> _Exercise description_
Find the lines below holding the word "شریعتی" and copy each of them.

Stored data entries:
..............................
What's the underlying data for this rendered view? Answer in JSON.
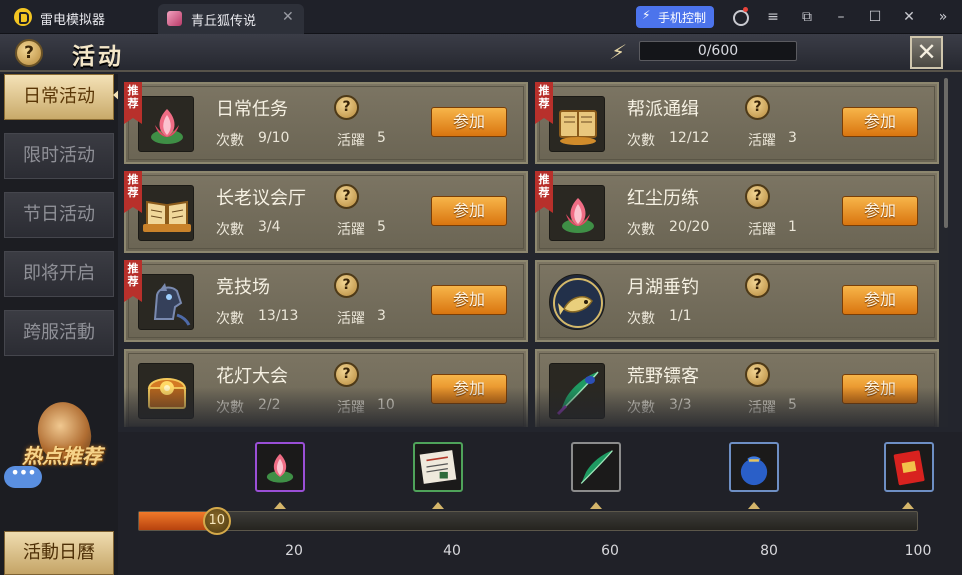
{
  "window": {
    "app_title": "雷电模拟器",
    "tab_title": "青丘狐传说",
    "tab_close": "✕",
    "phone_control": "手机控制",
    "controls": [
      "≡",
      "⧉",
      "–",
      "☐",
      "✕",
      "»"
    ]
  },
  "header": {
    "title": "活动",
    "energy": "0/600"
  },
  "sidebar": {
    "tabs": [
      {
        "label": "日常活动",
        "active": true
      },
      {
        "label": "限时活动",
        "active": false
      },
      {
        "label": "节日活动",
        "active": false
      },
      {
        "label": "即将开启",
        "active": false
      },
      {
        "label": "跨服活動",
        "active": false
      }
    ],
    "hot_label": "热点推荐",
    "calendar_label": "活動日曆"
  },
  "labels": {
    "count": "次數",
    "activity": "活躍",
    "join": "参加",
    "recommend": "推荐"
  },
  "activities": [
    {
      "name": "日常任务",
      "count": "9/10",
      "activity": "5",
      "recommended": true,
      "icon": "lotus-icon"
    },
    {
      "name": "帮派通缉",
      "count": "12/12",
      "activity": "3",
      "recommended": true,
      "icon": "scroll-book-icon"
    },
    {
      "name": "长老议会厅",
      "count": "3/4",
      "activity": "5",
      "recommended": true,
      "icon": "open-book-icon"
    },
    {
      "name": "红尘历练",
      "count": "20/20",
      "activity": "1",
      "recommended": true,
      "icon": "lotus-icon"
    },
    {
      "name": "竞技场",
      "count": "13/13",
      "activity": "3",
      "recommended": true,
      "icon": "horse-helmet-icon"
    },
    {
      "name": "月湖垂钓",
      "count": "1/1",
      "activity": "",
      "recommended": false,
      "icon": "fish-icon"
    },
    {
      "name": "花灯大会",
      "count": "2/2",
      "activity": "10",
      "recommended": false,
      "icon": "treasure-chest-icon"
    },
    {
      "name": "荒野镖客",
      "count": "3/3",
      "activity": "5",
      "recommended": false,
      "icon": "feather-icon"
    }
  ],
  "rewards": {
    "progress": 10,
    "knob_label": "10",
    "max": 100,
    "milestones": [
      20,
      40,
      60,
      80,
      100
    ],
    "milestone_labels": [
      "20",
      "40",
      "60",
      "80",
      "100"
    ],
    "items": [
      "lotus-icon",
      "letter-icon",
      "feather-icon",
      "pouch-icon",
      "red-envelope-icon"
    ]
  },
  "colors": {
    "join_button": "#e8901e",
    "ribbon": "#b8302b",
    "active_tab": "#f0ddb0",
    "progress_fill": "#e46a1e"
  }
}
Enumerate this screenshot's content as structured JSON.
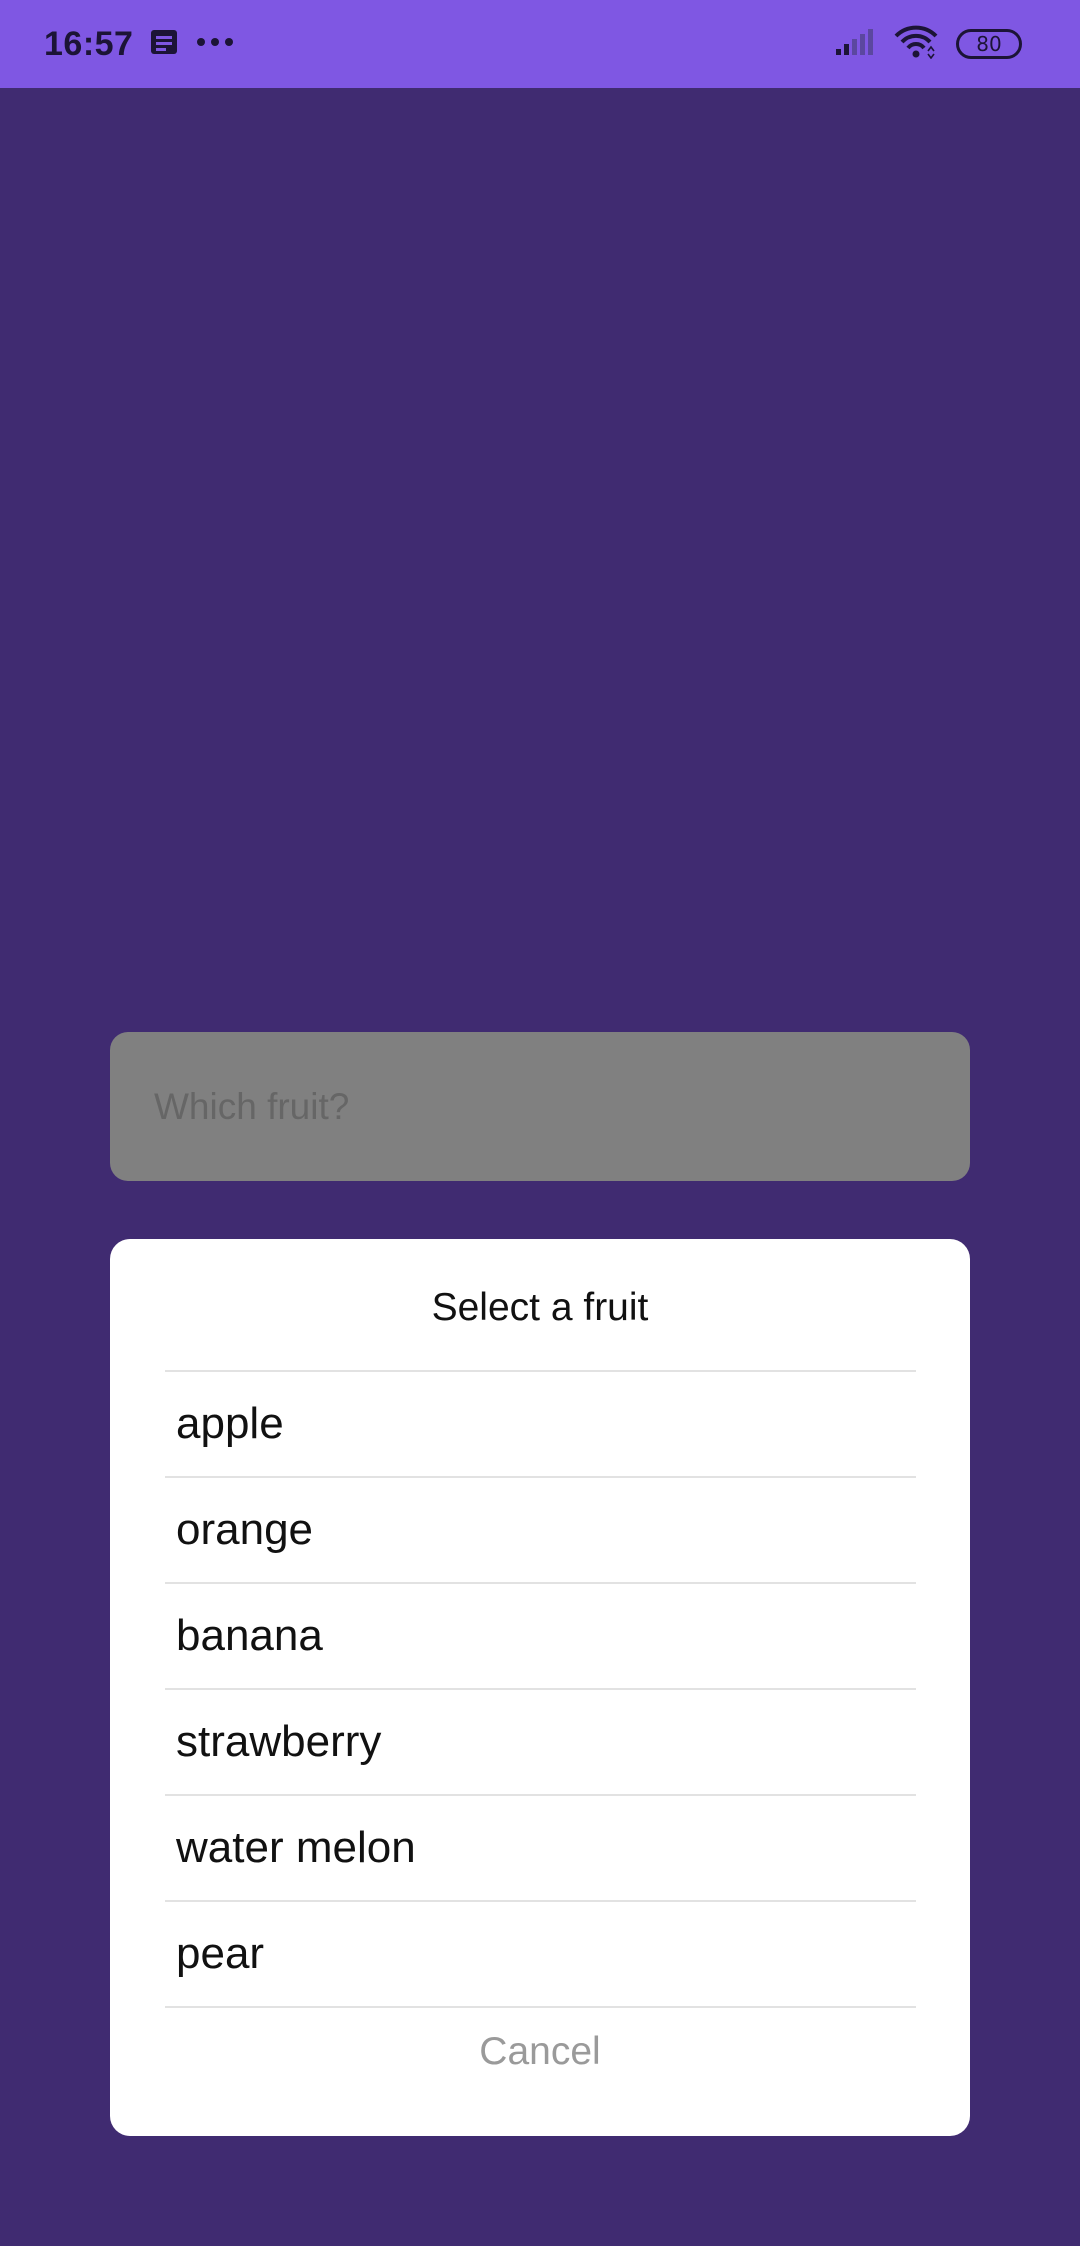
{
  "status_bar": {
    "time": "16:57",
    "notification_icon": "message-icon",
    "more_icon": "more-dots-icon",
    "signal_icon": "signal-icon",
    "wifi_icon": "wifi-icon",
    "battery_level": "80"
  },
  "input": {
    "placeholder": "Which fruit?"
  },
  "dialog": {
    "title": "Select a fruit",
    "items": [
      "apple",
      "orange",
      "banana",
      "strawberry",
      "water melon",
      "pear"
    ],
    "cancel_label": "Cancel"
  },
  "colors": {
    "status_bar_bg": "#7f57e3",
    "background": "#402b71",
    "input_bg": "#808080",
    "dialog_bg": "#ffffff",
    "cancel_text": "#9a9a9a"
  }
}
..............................
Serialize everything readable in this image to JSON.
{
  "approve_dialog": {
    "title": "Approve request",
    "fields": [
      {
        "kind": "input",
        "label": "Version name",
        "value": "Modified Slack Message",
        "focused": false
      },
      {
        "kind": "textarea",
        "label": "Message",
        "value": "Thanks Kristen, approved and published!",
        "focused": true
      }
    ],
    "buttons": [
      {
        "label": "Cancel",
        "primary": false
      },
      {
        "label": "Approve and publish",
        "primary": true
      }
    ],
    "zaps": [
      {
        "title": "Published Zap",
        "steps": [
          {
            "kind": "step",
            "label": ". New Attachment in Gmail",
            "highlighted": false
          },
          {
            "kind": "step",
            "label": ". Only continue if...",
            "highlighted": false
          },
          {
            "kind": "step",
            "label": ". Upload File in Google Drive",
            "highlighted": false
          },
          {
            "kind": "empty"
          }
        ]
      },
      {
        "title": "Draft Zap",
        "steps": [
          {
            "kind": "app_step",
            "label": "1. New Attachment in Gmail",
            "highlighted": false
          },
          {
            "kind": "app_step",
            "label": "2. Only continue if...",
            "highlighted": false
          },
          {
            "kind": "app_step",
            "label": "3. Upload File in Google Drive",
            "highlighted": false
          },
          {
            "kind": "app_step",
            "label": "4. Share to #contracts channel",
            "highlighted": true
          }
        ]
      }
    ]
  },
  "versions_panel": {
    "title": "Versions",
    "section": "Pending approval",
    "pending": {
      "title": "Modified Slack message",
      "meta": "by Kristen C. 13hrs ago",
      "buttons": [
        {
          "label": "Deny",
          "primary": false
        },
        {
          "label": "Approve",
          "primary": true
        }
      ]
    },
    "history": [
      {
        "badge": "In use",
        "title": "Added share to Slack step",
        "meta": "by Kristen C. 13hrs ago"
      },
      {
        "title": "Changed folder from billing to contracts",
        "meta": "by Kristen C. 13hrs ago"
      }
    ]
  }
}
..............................
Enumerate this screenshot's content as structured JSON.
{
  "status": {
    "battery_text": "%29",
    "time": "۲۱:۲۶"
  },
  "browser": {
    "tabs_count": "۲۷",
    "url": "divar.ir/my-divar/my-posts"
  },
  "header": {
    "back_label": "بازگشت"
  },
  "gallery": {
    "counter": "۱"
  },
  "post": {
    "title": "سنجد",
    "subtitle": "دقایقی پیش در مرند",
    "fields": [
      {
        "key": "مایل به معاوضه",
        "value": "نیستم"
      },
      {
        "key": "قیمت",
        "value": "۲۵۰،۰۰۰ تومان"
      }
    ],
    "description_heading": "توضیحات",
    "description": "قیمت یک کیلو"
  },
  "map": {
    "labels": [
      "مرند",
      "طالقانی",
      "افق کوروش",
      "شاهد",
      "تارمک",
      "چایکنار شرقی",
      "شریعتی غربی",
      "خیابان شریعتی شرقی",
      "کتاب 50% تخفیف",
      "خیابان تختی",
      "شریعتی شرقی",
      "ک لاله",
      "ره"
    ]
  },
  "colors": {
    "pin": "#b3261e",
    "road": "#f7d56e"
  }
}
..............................
> _Expected answer_
      "شریعتی غربی",
      "خیابان شریعتی شرقی",
      "شریعتی شرقی",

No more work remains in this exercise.